How many lines in the data below contain the string "JSON"? State that number only.

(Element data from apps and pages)
=======

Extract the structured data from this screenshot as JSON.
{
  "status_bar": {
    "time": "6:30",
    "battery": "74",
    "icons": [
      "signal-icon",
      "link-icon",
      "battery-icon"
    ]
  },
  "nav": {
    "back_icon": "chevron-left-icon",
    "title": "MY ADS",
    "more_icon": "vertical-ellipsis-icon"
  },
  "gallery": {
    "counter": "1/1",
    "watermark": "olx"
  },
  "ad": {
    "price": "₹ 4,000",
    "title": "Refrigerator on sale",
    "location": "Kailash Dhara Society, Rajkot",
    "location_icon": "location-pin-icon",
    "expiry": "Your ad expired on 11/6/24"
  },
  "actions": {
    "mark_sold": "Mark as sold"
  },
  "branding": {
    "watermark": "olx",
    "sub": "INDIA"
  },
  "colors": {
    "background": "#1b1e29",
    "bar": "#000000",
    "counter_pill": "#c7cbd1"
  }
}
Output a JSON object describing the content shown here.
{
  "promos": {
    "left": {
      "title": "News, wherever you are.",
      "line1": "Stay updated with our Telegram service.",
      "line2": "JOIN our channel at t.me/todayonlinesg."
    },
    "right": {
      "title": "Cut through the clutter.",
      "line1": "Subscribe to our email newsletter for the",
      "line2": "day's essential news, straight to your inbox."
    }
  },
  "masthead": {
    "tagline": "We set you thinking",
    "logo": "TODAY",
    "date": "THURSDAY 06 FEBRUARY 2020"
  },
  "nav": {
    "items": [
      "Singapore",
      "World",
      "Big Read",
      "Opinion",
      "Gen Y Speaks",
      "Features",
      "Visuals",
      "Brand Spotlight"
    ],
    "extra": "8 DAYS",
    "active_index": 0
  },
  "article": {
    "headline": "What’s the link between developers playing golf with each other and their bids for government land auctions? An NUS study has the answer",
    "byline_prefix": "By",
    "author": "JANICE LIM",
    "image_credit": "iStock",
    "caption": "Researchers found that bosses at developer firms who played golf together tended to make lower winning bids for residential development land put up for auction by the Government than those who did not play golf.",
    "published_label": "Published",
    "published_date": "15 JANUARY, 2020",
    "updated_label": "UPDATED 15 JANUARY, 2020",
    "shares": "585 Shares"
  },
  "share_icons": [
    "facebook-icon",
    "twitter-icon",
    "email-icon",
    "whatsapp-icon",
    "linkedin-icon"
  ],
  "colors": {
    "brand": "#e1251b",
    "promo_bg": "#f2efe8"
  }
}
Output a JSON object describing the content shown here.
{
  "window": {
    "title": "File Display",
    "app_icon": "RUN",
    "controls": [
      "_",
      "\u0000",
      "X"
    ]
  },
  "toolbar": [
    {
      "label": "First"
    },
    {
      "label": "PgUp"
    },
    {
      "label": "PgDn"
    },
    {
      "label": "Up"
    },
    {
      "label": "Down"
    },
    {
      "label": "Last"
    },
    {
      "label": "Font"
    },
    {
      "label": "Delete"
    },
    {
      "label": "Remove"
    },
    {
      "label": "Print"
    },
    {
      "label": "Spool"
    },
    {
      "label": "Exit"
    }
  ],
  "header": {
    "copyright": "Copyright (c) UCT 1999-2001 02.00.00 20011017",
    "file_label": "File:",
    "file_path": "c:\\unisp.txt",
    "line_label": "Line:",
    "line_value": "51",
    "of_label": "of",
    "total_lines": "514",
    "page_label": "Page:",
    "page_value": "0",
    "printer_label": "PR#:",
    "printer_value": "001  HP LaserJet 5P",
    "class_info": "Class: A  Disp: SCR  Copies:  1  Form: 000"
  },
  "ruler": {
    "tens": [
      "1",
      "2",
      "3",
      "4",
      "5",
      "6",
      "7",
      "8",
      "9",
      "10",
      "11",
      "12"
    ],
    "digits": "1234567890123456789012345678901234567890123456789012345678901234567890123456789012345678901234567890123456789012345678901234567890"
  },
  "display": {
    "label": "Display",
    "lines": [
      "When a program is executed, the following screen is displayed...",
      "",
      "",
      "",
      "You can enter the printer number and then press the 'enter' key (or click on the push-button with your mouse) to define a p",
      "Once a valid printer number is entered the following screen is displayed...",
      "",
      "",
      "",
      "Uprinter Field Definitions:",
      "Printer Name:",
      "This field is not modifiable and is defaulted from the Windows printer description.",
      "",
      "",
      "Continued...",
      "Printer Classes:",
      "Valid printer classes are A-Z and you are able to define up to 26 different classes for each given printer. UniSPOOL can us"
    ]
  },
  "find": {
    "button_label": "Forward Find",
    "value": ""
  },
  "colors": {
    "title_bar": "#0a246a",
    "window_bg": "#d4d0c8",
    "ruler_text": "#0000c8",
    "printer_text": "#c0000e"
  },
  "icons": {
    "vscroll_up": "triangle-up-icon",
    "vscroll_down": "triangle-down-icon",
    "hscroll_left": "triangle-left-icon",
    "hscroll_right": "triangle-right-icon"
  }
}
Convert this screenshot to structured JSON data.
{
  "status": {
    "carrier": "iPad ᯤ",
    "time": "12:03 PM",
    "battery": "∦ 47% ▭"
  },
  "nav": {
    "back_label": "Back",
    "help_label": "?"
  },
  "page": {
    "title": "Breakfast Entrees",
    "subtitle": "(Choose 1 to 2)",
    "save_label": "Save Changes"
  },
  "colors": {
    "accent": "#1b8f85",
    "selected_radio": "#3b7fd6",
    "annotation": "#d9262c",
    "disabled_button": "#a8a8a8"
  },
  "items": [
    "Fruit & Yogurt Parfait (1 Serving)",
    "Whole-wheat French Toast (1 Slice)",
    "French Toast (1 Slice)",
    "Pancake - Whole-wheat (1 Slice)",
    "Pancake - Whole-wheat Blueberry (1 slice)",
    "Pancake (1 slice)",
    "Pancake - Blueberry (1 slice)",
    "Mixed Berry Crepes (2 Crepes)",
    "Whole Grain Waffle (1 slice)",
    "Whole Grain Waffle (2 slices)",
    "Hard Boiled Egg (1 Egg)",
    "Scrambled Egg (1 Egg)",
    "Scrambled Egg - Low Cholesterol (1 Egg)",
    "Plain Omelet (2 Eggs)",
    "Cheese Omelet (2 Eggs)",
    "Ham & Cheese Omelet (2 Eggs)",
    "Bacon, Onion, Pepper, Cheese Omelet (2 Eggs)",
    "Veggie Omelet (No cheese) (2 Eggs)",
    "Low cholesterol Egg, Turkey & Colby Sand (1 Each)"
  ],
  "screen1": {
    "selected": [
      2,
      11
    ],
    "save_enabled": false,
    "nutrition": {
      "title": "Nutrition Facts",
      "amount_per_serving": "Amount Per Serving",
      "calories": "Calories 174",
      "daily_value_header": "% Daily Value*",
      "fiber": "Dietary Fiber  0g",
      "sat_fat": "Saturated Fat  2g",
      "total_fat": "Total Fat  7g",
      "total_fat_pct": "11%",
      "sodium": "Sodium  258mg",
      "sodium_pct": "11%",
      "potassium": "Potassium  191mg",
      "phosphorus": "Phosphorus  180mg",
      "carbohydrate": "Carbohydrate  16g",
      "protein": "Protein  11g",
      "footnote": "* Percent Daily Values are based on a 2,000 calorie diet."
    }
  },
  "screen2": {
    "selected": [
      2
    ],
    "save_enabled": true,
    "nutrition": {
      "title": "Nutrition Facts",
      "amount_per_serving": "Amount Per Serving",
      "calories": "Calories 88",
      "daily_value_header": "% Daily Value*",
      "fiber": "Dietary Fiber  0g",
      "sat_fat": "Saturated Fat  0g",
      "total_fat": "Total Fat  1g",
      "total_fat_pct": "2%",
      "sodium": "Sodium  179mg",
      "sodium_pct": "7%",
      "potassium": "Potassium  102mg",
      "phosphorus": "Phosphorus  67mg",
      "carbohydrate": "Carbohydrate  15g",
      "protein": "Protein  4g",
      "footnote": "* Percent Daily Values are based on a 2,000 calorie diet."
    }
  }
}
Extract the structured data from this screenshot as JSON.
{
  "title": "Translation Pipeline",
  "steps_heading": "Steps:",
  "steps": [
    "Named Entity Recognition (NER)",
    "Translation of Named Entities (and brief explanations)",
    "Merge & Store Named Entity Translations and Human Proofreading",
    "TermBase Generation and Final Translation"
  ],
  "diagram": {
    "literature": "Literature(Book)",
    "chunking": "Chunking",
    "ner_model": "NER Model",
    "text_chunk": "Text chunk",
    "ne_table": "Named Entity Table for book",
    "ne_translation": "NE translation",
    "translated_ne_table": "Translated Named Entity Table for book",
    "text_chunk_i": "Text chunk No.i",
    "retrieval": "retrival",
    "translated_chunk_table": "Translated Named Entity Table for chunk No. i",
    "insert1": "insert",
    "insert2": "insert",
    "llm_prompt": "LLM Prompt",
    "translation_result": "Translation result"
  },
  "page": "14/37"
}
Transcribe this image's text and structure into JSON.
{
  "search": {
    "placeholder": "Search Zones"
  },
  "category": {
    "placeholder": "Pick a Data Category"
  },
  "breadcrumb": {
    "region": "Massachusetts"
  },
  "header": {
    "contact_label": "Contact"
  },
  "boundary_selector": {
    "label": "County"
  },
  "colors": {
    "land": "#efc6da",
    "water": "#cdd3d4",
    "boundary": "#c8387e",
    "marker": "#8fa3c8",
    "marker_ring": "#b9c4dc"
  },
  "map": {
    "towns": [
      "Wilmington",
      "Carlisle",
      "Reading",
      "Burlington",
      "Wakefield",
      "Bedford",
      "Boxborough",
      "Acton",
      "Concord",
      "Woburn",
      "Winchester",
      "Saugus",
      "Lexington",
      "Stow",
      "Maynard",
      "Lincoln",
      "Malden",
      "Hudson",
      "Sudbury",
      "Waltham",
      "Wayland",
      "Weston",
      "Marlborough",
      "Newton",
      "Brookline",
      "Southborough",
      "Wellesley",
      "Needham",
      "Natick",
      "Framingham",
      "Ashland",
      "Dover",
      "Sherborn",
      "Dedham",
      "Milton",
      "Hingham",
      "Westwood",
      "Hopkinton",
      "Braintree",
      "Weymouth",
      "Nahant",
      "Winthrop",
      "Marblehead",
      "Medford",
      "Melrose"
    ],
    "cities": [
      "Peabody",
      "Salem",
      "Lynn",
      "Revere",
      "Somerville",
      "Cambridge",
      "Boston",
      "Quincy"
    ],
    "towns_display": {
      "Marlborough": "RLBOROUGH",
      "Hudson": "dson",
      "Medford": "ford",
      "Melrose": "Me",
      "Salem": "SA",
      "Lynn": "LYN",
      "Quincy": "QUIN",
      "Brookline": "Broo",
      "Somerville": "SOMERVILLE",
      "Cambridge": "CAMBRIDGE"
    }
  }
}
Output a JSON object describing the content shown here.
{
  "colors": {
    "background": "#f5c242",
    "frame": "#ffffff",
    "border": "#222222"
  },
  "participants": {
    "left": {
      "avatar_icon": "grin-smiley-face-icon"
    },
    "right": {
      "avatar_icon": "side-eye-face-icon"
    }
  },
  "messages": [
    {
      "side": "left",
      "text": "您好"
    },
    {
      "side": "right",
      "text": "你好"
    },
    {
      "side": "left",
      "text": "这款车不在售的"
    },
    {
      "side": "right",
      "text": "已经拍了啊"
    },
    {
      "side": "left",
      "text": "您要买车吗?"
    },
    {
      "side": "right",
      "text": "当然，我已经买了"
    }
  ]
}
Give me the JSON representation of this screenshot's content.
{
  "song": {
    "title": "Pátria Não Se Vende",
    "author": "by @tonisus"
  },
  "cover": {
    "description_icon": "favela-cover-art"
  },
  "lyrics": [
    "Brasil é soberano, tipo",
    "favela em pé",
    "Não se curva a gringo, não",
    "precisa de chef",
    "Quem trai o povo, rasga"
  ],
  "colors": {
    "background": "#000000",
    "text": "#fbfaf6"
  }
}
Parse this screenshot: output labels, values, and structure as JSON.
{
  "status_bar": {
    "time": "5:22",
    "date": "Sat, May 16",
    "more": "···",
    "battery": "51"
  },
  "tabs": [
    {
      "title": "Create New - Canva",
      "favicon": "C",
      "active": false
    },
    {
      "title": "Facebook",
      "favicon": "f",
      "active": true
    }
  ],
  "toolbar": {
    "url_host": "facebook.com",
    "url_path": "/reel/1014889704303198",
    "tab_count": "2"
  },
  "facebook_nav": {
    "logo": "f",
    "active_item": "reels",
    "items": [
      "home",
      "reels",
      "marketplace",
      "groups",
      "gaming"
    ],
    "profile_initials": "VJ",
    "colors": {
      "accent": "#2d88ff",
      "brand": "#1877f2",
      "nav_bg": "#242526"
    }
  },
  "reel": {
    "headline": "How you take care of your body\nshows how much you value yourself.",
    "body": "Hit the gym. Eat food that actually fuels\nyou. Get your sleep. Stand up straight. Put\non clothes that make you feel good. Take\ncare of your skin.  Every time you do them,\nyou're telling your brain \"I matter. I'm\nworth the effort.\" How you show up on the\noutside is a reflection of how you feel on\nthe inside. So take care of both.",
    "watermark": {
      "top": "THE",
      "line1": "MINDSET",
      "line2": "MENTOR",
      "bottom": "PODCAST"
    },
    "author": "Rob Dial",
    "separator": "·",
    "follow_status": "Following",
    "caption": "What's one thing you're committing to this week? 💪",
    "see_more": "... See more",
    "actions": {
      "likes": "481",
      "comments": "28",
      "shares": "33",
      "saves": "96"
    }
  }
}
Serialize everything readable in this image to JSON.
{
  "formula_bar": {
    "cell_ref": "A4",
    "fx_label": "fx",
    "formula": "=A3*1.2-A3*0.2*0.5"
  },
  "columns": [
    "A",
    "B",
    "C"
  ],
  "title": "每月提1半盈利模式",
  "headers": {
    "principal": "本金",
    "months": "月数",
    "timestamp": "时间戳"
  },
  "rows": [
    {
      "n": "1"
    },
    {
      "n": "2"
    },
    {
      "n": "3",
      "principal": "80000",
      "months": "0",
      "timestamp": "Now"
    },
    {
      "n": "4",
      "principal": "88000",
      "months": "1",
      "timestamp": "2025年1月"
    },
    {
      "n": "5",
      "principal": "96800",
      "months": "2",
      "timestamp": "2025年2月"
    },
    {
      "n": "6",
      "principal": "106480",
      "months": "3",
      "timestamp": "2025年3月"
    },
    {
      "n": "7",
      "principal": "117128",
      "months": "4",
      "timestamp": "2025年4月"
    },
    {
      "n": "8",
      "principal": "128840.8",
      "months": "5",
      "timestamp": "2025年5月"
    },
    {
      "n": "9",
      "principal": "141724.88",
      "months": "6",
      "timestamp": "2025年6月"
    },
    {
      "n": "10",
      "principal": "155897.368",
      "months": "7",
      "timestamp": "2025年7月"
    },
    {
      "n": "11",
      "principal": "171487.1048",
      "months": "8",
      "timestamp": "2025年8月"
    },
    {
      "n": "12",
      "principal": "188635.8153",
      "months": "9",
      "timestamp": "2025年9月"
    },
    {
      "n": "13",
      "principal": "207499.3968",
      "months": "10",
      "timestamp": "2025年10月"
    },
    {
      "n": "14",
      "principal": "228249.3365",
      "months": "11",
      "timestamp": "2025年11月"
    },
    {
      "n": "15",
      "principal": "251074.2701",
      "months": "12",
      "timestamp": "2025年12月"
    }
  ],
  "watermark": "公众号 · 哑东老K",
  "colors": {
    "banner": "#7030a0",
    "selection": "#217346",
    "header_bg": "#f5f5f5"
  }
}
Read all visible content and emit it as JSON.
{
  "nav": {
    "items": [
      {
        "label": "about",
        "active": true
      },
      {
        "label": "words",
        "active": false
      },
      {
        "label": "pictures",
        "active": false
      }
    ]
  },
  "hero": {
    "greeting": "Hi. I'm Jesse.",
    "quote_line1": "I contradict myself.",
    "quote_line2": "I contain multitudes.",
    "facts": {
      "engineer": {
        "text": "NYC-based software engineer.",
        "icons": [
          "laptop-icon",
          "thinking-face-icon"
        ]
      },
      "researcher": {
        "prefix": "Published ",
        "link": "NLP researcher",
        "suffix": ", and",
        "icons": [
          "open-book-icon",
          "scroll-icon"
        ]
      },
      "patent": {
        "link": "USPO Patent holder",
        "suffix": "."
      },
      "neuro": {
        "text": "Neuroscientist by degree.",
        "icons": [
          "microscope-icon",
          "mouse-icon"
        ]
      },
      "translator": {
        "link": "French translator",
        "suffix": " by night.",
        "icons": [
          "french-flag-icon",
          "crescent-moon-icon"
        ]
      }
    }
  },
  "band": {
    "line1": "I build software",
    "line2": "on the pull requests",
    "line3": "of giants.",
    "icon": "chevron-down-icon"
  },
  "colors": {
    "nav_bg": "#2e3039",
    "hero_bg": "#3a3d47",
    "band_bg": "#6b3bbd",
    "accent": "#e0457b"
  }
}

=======

- _Output of the exercise_
11